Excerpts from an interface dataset
BEGIN

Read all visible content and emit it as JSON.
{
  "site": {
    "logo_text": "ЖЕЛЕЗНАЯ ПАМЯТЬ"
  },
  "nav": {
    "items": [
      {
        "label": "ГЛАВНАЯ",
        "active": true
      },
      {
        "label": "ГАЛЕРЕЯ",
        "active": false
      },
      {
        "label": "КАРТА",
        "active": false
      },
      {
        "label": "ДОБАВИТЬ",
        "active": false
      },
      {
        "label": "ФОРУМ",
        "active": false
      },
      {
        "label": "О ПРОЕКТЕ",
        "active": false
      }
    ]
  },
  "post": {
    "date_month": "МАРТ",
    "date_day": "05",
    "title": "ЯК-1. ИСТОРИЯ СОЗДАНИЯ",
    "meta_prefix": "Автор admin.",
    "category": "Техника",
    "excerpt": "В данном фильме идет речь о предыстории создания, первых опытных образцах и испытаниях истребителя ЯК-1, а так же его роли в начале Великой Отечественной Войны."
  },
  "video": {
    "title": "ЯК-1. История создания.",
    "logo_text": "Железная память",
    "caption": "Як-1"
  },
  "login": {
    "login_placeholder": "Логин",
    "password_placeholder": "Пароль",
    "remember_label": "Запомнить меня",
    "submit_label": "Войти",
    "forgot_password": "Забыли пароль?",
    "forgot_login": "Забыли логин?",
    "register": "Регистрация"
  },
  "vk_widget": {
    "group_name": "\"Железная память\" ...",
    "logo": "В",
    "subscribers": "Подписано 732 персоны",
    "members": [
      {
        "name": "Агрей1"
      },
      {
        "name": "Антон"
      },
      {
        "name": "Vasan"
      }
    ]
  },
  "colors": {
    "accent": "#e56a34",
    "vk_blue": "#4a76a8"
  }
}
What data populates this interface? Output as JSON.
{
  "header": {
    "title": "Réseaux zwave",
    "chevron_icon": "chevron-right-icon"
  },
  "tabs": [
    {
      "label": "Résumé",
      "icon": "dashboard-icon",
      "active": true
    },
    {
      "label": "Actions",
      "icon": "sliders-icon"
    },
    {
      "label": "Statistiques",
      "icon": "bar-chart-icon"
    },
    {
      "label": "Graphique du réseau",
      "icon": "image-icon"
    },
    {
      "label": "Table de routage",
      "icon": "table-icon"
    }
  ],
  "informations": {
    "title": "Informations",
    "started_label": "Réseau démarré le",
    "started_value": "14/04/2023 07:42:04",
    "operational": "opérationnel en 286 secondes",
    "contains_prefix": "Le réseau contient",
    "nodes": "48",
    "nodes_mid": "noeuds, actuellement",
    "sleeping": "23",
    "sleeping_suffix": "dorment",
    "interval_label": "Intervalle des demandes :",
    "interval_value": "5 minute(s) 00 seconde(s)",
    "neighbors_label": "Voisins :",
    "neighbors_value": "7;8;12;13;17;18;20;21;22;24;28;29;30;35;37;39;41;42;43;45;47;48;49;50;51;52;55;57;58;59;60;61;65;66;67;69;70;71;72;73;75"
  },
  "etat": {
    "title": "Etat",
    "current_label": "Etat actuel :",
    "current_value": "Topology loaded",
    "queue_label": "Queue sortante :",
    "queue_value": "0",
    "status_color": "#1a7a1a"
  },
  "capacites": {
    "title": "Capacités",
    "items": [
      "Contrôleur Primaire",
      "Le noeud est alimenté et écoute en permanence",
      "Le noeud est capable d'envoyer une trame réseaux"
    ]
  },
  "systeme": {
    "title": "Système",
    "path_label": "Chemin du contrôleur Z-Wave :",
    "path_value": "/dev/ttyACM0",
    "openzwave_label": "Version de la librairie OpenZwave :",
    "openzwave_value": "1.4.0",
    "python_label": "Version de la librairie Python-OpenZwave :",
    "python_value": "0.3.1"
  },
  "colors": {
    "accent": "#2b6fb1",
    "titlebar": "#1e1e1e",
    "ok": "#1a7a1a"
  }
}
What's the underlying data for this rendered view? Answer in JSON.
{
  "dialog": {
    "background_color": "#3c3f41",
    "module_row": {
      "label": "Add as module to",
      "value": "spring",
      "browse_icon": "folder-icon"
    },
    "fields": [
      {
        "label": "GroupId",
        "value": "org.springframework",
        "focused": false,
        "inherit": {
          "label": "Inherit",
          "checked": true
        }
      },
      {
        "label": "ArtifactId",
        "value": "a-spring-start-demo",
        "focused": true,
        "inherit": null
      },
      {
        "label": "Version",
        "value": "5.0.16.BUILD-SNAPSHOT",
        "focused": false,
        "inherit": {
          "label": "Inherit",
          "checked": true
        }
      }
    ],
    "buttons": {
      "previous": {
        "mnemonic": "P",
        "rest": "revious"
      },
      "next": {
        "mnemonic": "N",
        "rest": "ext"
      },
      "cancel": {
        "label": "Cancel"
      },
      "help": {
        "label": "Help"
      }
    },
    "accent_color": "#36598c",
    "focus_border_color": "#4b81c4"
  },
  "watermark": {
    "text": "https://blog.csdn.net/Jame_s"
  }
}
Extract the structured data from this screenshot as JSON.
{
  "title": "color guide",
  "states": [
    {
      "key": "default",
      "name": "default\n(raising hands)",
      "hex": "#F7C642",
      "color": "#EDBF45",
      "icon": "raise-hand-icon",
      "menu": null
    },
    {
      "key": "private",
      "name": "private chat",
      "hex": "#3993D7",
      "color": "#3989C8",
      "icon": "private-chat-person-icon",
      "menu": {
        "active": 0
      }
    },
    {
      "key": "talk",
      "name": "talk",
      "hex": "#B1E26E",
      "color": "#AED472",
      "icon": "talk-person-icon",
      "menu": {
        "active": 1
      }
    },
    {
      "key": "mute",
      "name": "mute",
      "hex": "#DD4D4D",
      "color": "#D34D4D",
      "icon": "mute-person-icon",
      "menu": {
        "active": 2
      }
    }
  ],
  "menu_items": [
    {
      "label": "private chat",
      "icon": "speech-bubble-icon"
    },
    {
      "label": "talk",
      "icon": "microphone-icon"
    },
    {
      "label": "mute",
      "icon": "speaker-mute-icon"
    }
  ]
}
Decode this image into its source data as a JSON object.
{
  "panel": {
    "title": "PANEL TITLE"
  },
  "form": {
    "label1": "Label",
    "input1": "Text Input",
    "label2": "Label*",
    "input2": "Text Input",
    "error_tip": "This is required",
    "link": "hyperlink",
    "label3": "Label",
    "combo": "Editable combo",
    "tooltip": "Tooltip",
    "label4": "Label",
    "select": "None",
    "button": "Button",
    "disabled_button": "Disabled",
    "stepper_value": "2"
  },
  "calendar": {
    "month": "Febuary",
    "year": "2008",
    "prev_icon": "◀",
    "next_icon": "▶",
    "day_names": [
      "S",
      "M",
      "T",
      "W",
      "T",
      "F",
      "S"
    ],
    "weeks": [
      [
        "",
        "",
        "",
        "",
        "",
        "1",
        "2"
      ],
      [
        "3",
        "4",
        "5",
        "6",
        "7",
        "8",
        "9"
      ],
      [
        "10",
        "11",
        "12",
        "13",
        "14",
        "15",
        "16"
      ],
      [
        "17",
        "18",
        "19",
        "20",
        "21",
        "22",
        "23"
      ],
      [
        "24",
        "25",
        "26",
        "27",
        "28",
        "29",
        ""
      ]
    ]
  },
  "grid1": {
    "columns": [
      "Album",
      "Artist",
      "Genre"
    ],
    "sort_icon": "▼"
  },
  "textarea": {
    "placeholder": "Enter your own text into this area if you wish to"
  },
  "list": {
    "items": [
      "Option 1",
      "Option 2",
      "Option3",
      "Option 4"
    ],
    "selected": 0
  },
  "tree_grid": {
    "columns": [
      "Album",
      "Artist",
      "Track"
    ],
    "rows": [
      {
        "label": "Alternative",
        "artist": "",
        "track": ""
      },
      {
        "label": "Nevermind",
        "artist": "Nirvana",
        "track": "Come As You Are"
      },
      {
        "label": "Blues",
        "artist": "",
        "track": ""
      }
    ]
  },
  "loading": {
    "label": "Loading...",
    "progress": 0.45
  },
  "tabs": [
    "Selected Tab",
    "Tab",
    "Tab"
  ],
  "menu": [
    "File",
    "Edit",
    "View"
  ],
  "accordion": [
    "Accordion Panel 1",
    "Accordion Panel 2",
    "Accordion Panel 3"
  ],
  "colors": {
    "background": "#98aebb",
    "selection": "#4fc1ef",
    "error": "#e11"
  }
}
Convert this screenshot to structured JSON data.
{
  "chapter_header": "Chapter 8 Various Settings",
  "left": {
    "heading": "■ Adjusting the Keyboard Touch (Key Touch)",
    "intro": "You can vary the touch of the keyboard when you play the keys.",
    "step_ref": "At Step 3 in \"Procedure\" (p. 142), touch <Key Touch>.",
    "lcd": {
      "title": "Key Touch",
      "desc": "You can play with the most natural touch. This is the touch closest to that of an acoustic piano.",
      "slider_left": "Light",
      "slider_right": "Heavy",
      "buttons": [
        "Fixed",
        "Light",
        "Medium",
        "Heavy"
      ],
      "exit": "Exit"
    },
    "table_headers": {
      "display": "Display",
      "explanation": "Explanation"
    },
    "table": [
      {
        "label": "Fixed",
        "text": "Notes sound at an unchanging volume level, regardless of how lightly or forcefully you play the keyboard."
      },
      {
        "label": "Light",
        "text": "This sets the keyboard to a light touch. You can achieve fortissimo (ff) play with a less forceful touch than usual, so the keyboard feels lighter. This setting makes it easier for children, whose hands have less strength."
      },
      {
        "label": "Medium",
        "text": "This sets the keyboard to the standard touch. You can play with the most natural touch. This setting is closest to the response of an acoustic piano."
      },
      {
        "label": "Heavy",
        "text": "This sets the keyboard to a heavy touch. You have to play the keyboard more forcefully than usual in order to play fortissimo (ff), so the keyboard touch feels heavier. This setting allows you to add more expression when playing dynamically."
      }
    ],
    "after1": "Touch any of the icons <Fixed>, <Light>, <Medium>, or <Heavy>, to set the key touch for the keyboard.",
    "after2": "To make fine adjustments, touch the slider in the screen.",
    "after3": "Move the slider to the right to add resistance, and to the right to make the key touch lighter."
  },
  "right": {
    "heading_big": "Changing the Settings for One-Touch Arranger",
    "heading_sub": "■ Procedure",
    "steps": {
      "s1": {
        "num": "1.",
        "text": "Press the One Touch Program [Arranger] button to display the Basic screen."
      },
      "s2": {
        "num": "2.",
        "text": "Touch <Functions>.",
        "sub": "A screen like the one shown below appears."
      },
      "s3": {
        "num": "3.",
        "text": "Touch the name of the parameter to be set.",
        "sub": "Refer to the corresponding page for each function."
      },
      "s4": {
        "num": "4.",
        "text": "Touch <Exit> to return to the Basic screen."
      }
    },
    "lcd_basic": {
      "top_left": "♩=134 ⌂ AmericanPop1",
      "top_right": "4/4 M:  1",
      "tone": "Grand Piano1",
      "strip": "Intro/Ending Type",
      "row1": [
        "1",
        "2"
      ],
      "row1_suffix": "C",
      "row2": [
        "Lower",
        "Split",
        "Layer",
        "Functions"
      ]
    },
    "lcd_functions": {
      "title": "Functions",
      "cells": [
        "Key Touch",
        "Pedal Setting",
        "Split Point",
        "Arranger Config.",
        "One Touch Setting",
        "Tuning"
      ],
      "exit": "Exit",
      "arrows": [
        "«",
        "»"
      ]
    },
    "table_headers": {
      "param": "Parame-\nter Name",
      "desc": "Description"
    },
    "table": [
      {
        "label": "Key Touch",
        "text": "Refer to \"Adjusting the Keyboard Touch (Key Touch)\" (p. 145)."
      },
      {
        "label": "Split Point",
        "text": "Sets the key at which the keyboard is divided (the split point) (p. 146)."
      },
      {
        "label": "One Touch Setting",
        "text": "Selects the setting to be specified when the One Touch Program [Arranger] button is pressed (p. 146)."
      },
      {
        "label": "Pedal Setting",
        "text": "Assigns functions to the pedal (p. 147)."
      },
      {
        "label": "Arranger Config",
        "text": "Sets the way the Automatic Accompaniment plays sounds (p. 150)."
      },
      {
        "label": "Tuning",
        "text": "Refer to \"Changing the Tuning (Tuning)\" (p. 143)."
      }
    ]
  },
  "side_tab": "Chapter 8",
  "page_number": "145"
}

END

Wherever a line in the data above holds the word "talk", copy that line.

--- ANSWER SPACE ---
      "key": "talk",
      "name": "talk",
      "icon": "talk-person-icon",
      "label": "talk",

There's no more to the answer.